— Exercise requirements —
For each record below, output its text exactly and skip any picture.

— Available records —
==*==

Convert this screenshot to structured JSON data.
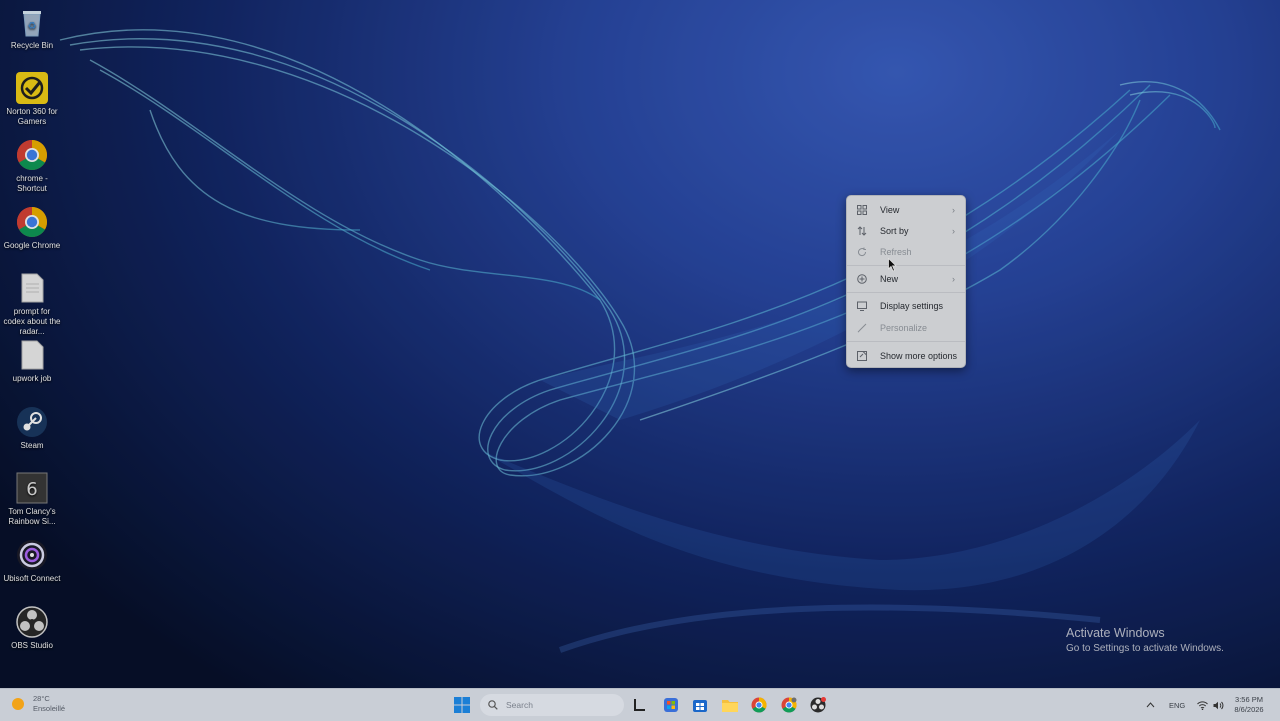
{
  "desktop": {
    "icons": [
      {
        "label": "Recycle Bin",
        "icon": "recycle-bin-icon"
      },
      {
        "label": "Norton 360 for Gamers",
        "icon": "norton-icon"
      },
      {
        "label": "chrome - Shortcut",
        "icon": "chrome-icon"
      },
      {
        "label": "Google Chrome",
        "icon": "chrome-icon"
      },
      {
        "label": "prompt for codex about the radar...",
        "icon": "text-file-icon"
      },
      {
        "label": "upwork job",
        "icon": "text-file-icon"
      },
      {
        "label": "Steam",
        "icon": "steam-icon"
      },
      {
        "label": "Tom Clancy's Rainbow Si...",
        "icon": "rainbow-six-icon"
      },
      {
        "label": "Ubisoft Connect",
        "icon": "ubisoft-icon"
      },
      {
        "label": "OBS Studio",
        "icon": "obs-icon"
      }
    ]
  },
  "context_menu": {
    "items": [
      {
        "label": "View",
        "icon": "view-grid-icon",
        "submenu": true
      },
      {
        "label": "Sort by",
        "icon": "sort-icon",
        "submenu": true
      },
      {
        "label": "Refresh",
        "icon": "refresh-icon",
        "submenu": false
      },
      {
        "label": "New",
        "icon": "new-plus-icon",
        "submenu": true
      },
      {
        "label": "Display settings",
        "icon": "display-icon",
        "submenu": false
      },
      {
        "label": "Personalize",
        "icon": "brush-icon",
        "submenu": false
      },
      {
        "label": "Show more options",
        "icon": "more-options-icon",
        "submenu": false
      }
    ],
    "submenu_arrow": "›"
  },
  "watermark": {
    "title": "Activate Windows",
    "subtitle": "Go to Settings to activate Windows."
  },
  "taskbar": {
    "weather": {
      "temp": "28°C",
      "condition": "Ensoleillé"
    },
    "search": {
      "placeholder": "Search"
    },
    "tray": {
      "language": "ENG"
    },
    "clock": {
      "time": "3:56 PM",
      "date": "8/6/2026"
    }
  },
  "colors": {
    "accent": "#1a73e8",
    "taskbar_bg": "#c9ced6",
    "menu_bg": "#e9ebee"
  }
}
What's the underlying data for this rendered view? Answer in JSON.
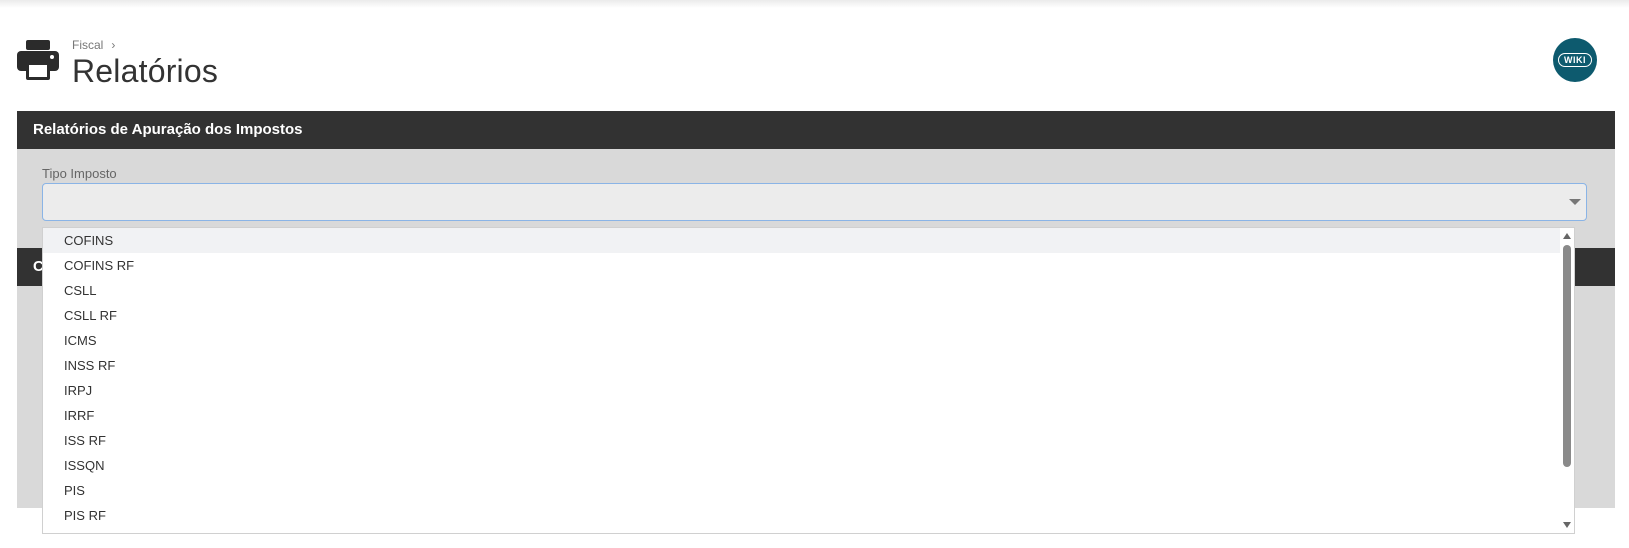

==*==

— Task answer —
Convert this screenshot to structured JSON data.
{
  "desktop": {
    "icons": [
      {
        "label": "Recycle Bin",
        "icon": "recycle-bin-icon"
      },
      {
        "label": "Norton 360 for Gamers",
        "icon": "norton-icon"
      },
      {
        "label": "chrome - Shortcut",
        "icon": "chrome-icon"
      },
      {
        "label": "Google Chrome",
        "icon": "chrome-icon"
      },
      {
        "label": "prompt for codex about the radar...",
        "icon": "text-file-icon"
      },
      {
        "label": "upwork job",
        "icon": "text-file-icon"
      },
      {
        "label": "Steam",
        "icon": "steam-icon"
      },
      {
        "label": "Tom Clancy's Rainbow Si...",
        "icon": "rainbow-six-icon"
      },
      {
        "label": "Ubisoft Connect",
        "icon": "ubisoft-icon"
      },
      {
        "label": "OBS Studio",
        "icon": "obs-icon"
      }
    ]
  },
  "context_menu": {
    "items": [
      {
        "label": "View",
        "icon": "view-grid-icon",
        "submenu": true
      },
      {
        "label": "Sort by",
        "icon": "sort-icon",
        "submenu": true
      },
      {
        "label": "Refresh",
        "icon": "refresh-icon",
        "submenu": false
      },
      {
        "label": "New",
        "icon": "new-plus-icon",
        "submenu": true
      },
      {
        "label": "Display settings",
        "icon": "display-icon",
        "submenu": false
      },
      {
        "label": "Personalize",
        "icon": "brush-icon",
        "submenu": false
      },
      {
        "label": "Show more options",
        "icon": "more-options-icon",
        "submenu": false
      }
    ],
    "submenu_arrow": "›"
  },
  "watermark": {
    "title": "Activate Windows",
    "subtitle": "Go to Settings to activate Windows."
  },
  "taskbar": {
    "weather": {
      "temp": "28°C",
      "condition": "Ensoleillé"
    },
    "search": {
      "placeholder": "Search"
    },
    "tray": {
      "language": "ENG"
    },
    "clock": {
      "time": "3:56 PM",
      "date": "8/6/2026"
    }
  },
  "colors": {
    "accent": "#1a73e8",
    "taskbar_bg": "#c9ced6",
    "menu_bg": "#e9ebee"
  }
}
What's the underlying data for this rendered view? Answer in JSON.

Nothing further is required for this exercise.